It’s our mission to make sure mothers are empowered and supported in their choices, and that means ditching the judgement and doing what’s best for you and your family.
While Nicola’s journey started with plans to breastfeed, ultimately formula feeding was right for her and for baby Evelyn. Here is her positive story of bottle feeding, and how it saved the day…
By Nicola Ryan
My plan was to breastfeed
Being our first child, we made plans for all scenarios and I’m so glad we did! We purchased a bottle and steriliser set and a couple of cans of formula as a ‘just in case’ to have at home, and my work colleagues bought me a breast pump. So I felt prepared for whatever needed to happen. My plan was to breastfeed to start with, and then progress to mixed feeding. However I really didn’t have my heart set on either option.
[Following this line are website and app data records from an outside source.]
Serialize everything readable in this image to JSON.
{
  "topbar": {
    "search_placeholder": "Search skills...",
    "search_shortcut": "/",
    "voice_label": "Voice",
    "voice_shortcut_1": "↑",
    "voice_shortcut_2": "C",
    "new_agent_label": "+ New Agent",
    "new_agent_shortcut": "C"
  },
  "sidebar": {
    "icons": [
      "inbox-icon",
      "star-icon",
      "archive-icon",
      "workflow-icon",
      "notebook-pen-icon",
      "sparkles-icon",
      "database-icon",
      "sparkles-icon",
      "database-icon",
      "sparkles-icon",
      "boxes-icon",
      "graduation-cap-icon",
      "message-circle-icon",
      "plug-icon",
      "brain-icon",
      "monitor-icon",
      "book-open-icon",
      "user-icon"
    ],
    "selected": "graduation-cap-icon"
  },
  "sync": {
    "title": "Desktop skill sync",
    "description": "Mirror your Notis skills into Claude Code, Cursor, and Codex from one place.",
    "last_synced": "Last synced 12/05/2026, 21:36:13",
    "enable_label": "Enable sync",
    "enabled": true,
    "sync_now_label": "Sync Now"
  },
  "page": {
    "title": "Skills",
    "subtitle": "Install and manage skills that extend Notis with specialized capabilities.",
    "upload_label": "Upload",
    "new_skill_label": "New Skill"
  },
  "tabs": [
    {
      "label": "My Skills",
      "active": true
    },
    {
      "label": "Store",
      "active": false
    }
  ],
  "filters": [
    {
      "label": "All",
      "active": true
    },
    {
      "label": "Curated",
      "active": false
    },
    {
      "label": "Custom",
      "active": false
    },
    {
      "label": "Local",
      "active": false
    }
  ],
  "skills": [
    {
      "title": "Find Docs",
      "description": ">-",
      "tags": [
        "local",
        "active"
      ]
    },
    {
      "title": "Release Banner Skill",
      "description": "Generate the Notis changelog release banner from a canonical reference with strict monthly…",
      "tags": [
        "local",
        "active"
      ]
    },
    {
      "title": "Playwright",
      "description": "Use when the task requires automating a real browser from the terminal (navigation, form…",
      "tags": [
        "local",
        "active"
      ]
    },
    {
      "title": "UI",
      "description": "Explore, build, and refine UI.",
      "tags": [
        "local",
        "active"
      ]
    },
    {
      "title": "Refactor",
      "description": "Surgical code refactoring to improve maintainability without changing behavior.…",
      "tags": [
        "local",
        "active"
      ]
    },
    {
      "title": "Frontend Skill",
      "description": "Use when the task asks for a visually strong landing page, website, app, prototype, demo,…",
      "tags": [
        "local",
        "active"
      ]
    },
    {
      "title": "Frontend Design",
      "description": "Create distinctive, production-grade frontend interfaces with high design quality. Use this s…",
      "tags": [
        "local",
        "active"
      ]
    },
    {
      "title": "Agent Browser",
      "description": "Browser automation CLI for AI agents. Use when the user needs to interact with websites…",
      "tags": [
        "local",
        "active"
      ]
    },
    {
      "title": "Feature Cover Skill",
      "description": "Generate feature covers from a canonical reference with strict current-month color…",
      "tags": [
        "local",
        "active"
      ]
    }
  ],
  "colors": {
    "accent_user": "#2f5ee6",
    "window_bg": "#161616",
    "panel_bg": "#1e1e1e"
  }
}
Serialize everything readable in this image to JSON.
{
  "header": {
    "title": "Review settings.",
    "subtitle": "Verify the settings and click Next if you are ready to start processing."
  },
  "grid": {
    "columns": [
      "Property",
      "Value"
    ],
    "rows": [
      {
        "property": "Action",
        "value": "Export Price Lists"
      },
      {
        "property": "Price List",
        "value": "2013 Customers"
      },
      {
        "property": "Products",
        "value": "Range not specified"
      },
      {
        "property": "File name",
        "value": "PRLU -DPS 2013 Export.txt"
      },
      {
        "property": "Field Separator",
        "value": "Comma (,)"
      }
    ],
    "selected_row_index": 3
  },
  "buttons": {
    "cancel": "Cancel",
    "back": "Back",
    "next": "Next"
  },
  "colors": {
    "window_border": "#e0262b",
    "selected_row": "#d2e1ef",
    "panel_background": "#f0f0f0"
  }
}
I just decided to worry about the birth first, and then focus on feeding once she was here!
In our birthing classes we were talking about collecting colostrum, and I remember thinking ‘NOTHING has been coming out of my boobs AT ALL. How am I supposed to collect this stuff?!’ I was reassured that I didn’t need to worry – the baby would get everything she needed from me once she was born.
I know this is true in theory. However I ended up having a booked caesarean, and my milk didn’t come in for four or five days.
On the second night in hospital, my daughter Evelyn just wouldn’t stop crying unless she was latched onto me or sucking a dummy or my husband’s finger. The second she stopped sucking she would scream, so I let her feed off me for something like five hours straight. Seriously – all night. I was hallucinating, I was so tired.
“The pain was almost unbearable. I burst into tears, and blood started trickling out of my nipples.”
Early the next morning a nurse walked in about two minutes after I had given her to my husband to hold, and she had started crying again. The nurse commented ‘that baby sounds hungry.’ By this point I was certain she wasn’t getting any colostrum or milk, nothing.
The nurse offered to try and manually express for me, which I agreed to, but regretted. The process of having someone squeeze and push your nipples and breasts was something I will never forget. The pain was almost unbearable. I burst into tears, and blood started trickling out of my nipples. It was horrendous. (I promise there is a happy ending to this story!)
Trying formula feeding
After this everything escalated. I was in so much pain I couldn’t even wear a top, literally anything touching my nipples was so painful. The maternity staff seemed quite concerned that ‘we are going to have to try and feed the baby some formula.’ We were given a bunch of permission forms to sign.
The second my baby latched onto the bottle, she guzzled it down. Her body went limp, her eyes rolled into the back of her head, and she fell asleep for several hours. No more hungry crying. In that moment, formula was a godsend.
After being discharged and at home my milk eventually did come in. But my breasts were covered in very painful dark purple bruises. And by that point, especially after the C-section, I was feeling very tired and overwhelmed. We decided to keep going with the formula. My husband really liked being involved too. He would prepare all the bottles and we’d alternate night feeds, so we both got decent chunks of sleep.
“You have the rest of your life for mum guilt. Don’t start on day one!”
Luckily for me I didn’t have my heart set on breastfeeding. I was open to going with whatever I needed to do. It would have been nice to mix feed even for a few weeks, but that didn’t happen, and I refused to give myself a hard time about it.
I felt supported in the hospital. However, it was a shame that it took so long to be offered an alternative feeding method when I was really concerned about not producing any milk early on. I was just pushed to keep trying, and that was frustrating. I knew something wasn’t right, and in the end it made the situation more traumatic for me, my husband and our very hungry child.
As for judgement from other parents, I have NEVER experienced this. All of my friends were very supportive, even long-term breastfeeding mums assured me that FED IS BEST.
Saying no to guilt
To anyone struggling with guilt around formula feeding, this is my advice: you’ve just had a baby! That is the most incredible, wonderful, emotional, exhausting, and life-changing thing you will ever do. So just ride the wave, and do what works. Your baby will survive, and your baby will thrive.
A close work colleague, and mum of three grown-up children gave me some fantastic advice. She said to me “Nicola, you have the rest of your life for mum guilt. Don’t start on day one.” So true!
Struggling with breastfeeding? This is how to solve the three most common breastfeeding challenges. Need support with breastfeeding? Here’s where to get it.